Review of Farideh Razi’s Vis & I

Vis & I
Farideh Razi. Translated by Niloufar Talebi. L’Aleph, $11.15 paperback (112p) ISBN: 978-9176372449


Farideh Razi’s Vis & I takes place during the Iran-Iraq War. The plot of the novel is simple: At 2:20 a.m., Pardis makes a last ditch effort to intercept Ramin at the Tehran Airport before he flies out at 3:30. Riding in the back of the taxi, Pardis experiences a series of flashbacks as fire-flowers blossom on the night sky. Aware of “the driver’s crusty eyes” watching her “incredulously from … the mirror,” Pardis realizes that she is “talking out loud.” She is falling apart, with former crises erupting into the present, each flashback flaring and illuminating some aspect of her past.      
     Most of Pardis’ flashbacks depict the lived experience of the Iranian middle class during the 1980’s. References are made to the minutiae of war: the power goes out several times a day, gas and car parts are rationed, and a woman searches the rubble for her son. At this point, the novel could be set during any modern war. Read further and the field narrows. Pardis, the main character, pines for the days when they sunbathed, the days when she taught, when her lover composed and their friend, Ahmad, wrote. Glimmerings of Khomeini’s Iran, with its persecution of its intellectuals and oppression of women, begin to surface. She remembers visiting their friend Ahmad, on whose head “they” had “trickled monotonous drops of water, drop by drop.” He was, she noted, “without spark, or words.” Venturing outside to enjoy the night sounds, she and Ramin are set upon by security guards and “are caught among brutal hands and arms taking their turns.” The driver drives.

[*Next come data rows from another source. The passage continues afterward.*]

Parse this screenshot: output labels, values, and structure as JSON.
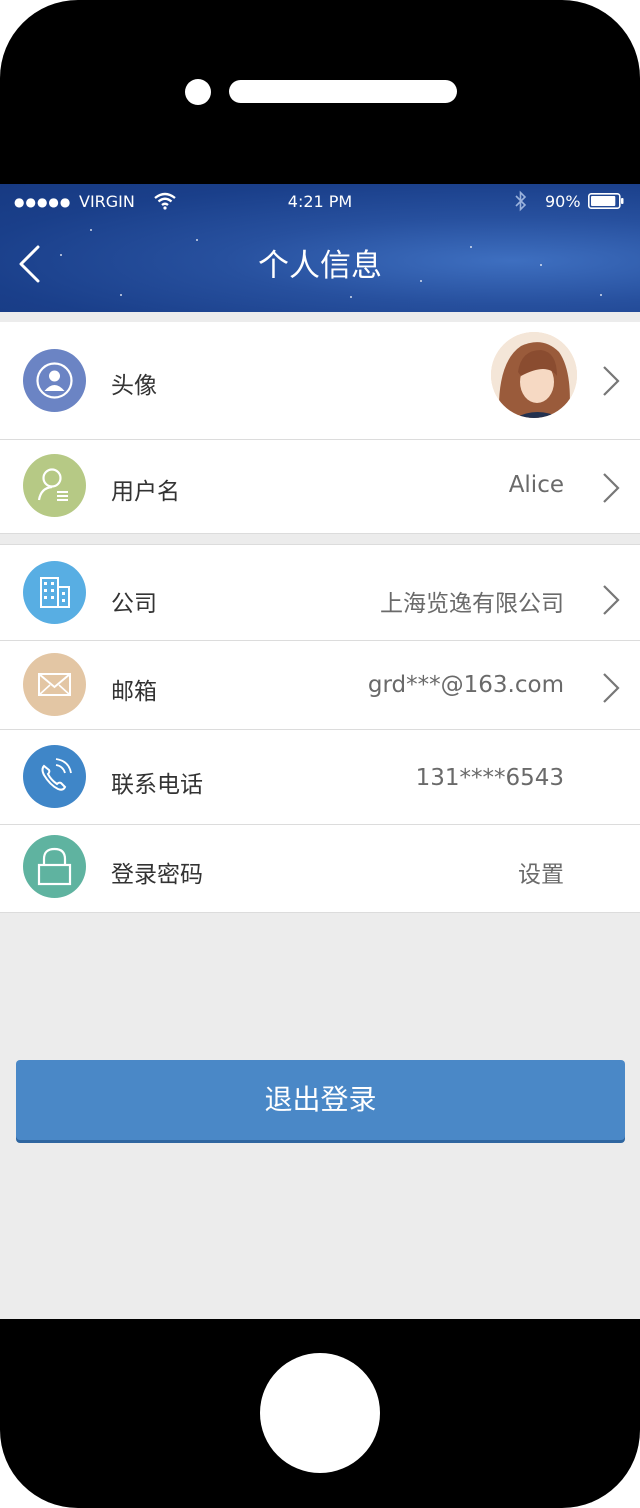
{
  "status_bar": {
    "signal": "●●●●●",
    "carrier": "VIRGIN",
    "time": "4:21 PM",
    "battery_percent": "90%",
    "battery_level": 0.9
  },
  "nav": {
    "back_icon": "chevron-left-icon",
    "title": "个人信息"
  },
  "rows": {
    "avatar": {
      "label": "头像",
      "icon": "user-circle-icon"
    },
    "username": {
      "label": "用户名",
      "value": "Alice",
      "icon": "user-list-icon"
    },
    "company": {
      "label": "公司",
      "value": "上海览逸有限公司",
      "icon": "building-icon"
    },
    "email": {
      "label": "邮箱",
      "value": "grd***@163.com",
      "icon": "envelope-icon"
    },
    "phone": {
      "label": "联系电话",
      "value": "131****6543",
      "icon": "phone-icon"
    },
    "password": {
      "label": "登录密码",
      "value": "设置",
      "icon": "lock-icon"
    }
  },
  "logout_label": "退出登录",
  "colors": {
    "header": "#1f4a97",
    "avatar_icon_bg": "#6b84c4",
    "username_icon_bg": "#b6c985",
    "company_icon_bg": "#58aee3",
    "email_icon_bg": "#e3c6a4",
    "phone_icon_bg": "#3f86c8",
    "password_icon_bg": "#5fb3a0",
    "logout_button": "#4a88c7"
  }
}
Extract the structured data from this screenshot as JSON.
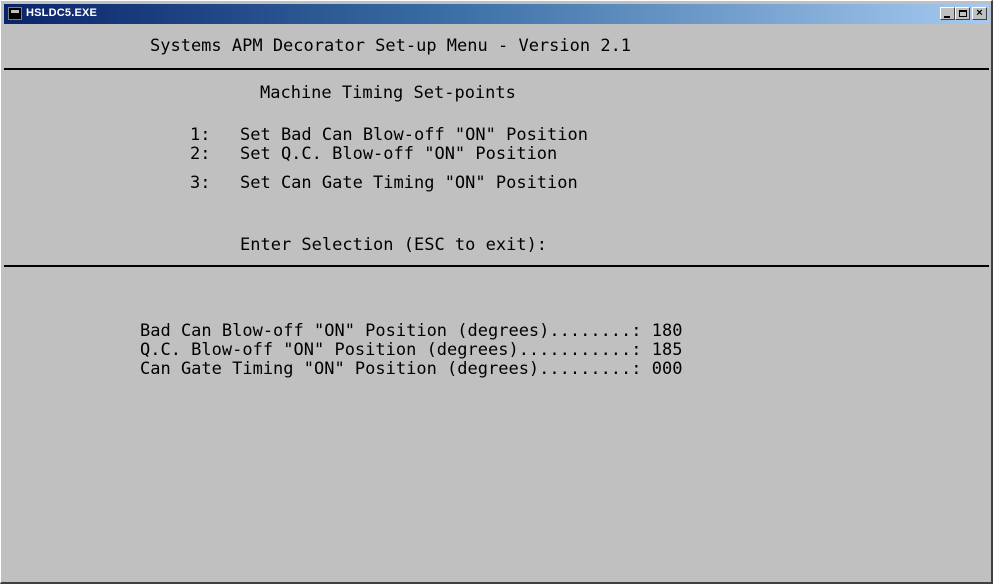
{
  "window": {
    "title": "HSLDC5.EXE",
    "icon": "ms-dos-icon",
    "controls": {
      "minimize": "minimize-icon",
      "maximize": "maximize-icon",
      "close": "close-icon"
    }
  },
  "console": {
    "header": "Systems APM Decorator Set-up Menu - Version 2.1",
    "menu": {
      "title": "Machine Timing Set-points",
      "items": [
        {
          "key": "1:",
          "label": "Set Bad Can Blow-off \"ON\" Position"
        },
        {
          "key": "2:",
          "label": "Set Q.C. Blow-off \"ON\" Position"
        },
        {
          "key": "3:",
          "label": "Set Can Gate Timing \"ON\" Position"
        }
      ],
      "prompt": "Enter Selection (ESC to exit):"
    },
    "values": [
      {
        "label": "Bad Can Blow-off \"ON\" Position (degrees)........: ",
        "value": "180"
      },
      {
        "label": "Q.C. Blow-off \"ON\" Position (degrees)...........: ",
        "value": "185"
      },
      {
        "label": "Can Gate Timing \"ON\" Position (degrees).........: ",
        "value": "000"
      }
    ]
  }
}
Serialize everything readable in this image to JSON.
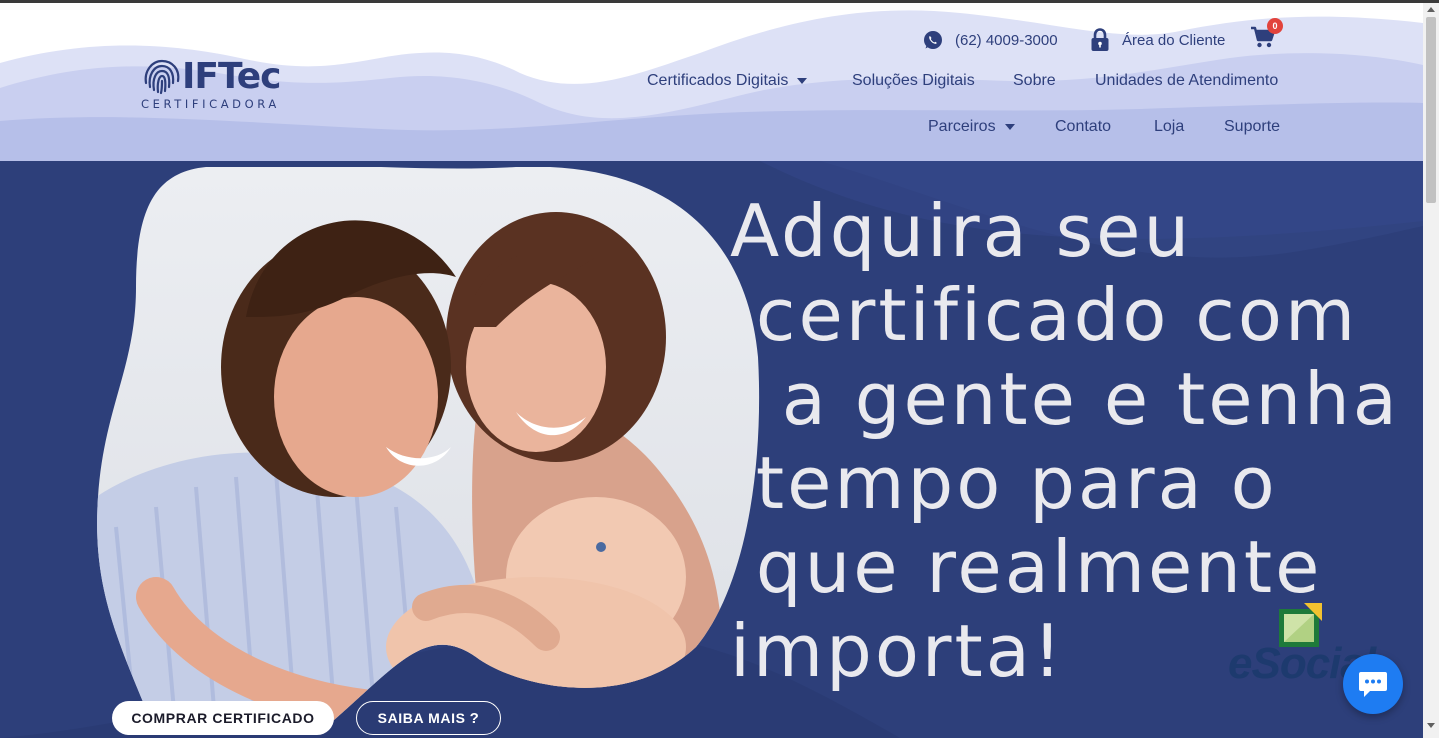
{
  "brand": {
    "name": "IFTec",
    "tagline": "CERTIFICADORA"
  },
  "topbar": {
    "phone": "(62) 4009-3000",
    "client_area": "Área do Cliente",
    "cart_count": "0"
  },
  "nav": {
    "row1": [
      {
        "label": "Certificados Digitais",
        "has_dropdown": true
      },
      {
        "label": "Soluções Digitais",
        "has_dropdown": false
      },
      {
        "label": "Sobre",
        "has_dropdown": false
      },
      {
        "label": "Unidades de Atendimento",
        "has_dropdown": false
      }
    ],
    "row2": [
      {
        "label": "Parceiros",
        "has_dropdown": true
      },
      {
        "label": "Contato",
        "has_dropdown": false
      },
      {
        "label": "Loja",
        "has_dropdown": false
      },
      {
        "label": "Suporte",
        "has_dropdown": false
      }
    ]
  },
  "hero": {
    "headline_lines": [
      "Adquira seu",
      " certificado com",
      "  a gente e tenha",
      " tempo para o",
      " que realmente",
      "importa!"
    ],
    "buy_button": "COMPRAR CERTIFICADO",
    "more_button": "SAIBA MAIS",
    "more_icon": "?",
    "partner_logo": "eSocial"
  },
  "icons": {
    "phone": "whatsapp-icon",
    "client_area": "lock-icon",
    "cart": "cart-icon",
    "chat": "chat-icon"
  },
  "colors": {
    "brand_blue": "#2e3f7c",
    "hero_bg": "#2d3f7a",
    "wave_light": "#c9cff0",
    "accent_chat": "#1e7cf2",
    "badge_red": "#e2433c"
  }
}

Bombs fall.  Pardis, whether she knows it or not, is “without spark, or words.”

Review of Ben Hersey’s THE AUTOGRAPH OF STEVE INDUSTRY

The Autograph of Steve Industry
Ben Hersey. Magic Helicopter Press, $16 paperback (303p) ISBN: 978-0-9964143-2-6

“...love is hot rain, you get caught in it, you get scorched, period.” So says the narrator Steve Industry in Hersey’s outstanding debut about an eastern Massachusetts man struggling day to day to keep himself and his relationships from shattering into a million pieces. Told in four seasons beginning with summer, the book is a prose explosion of personal vision and human connection. Steve lives his life with a frantic poetry, juggling work (batting cage manager and bus driver) and play (vocalist and harmonica player in the band the Steamrollers) and family (wife Saundra and five-year-old daughter Nancy). Things begin to unravel for Steve when Saundra grows weary of his particular brand of affection (“...my wife is always trying to get me to love her a little less psychedelically…”) and she begins to challenge his life choices. Torn between his responsibilities as a family man, his deep loyalty to his friends and bandmates, and his sense of self and place, Steve drinks, snorts, and howls his way through, sometimes gleaning his finest insights via the precocious wisdom of his daughter. After kindly reprimanding her one day for using a curse word, things play out thusly: “She said, ‘But, Daddy, I’m a grown woman.’ I looked at her and it was fucked up because I realized in that moment that I was looking to see if she was correct. Yesterday was twenty minutes ago or twenty years ago, what do I know?” The real joy of the work is the way the hyper-kinetic prose gushes with emotion and heart, but never in an overwhelmingly sentimental way. Hersey’s innovative analysis/poetic breakdown of the life experience is a pure pleasure to behold. (December 2016)

Purchase The Autograph of Steve Industry HERE.

Read an interview with Ben Hersey HERE

Reviewer bio: Mel Bosworth is the author of the novel Freight. Visit him at melbosworth.com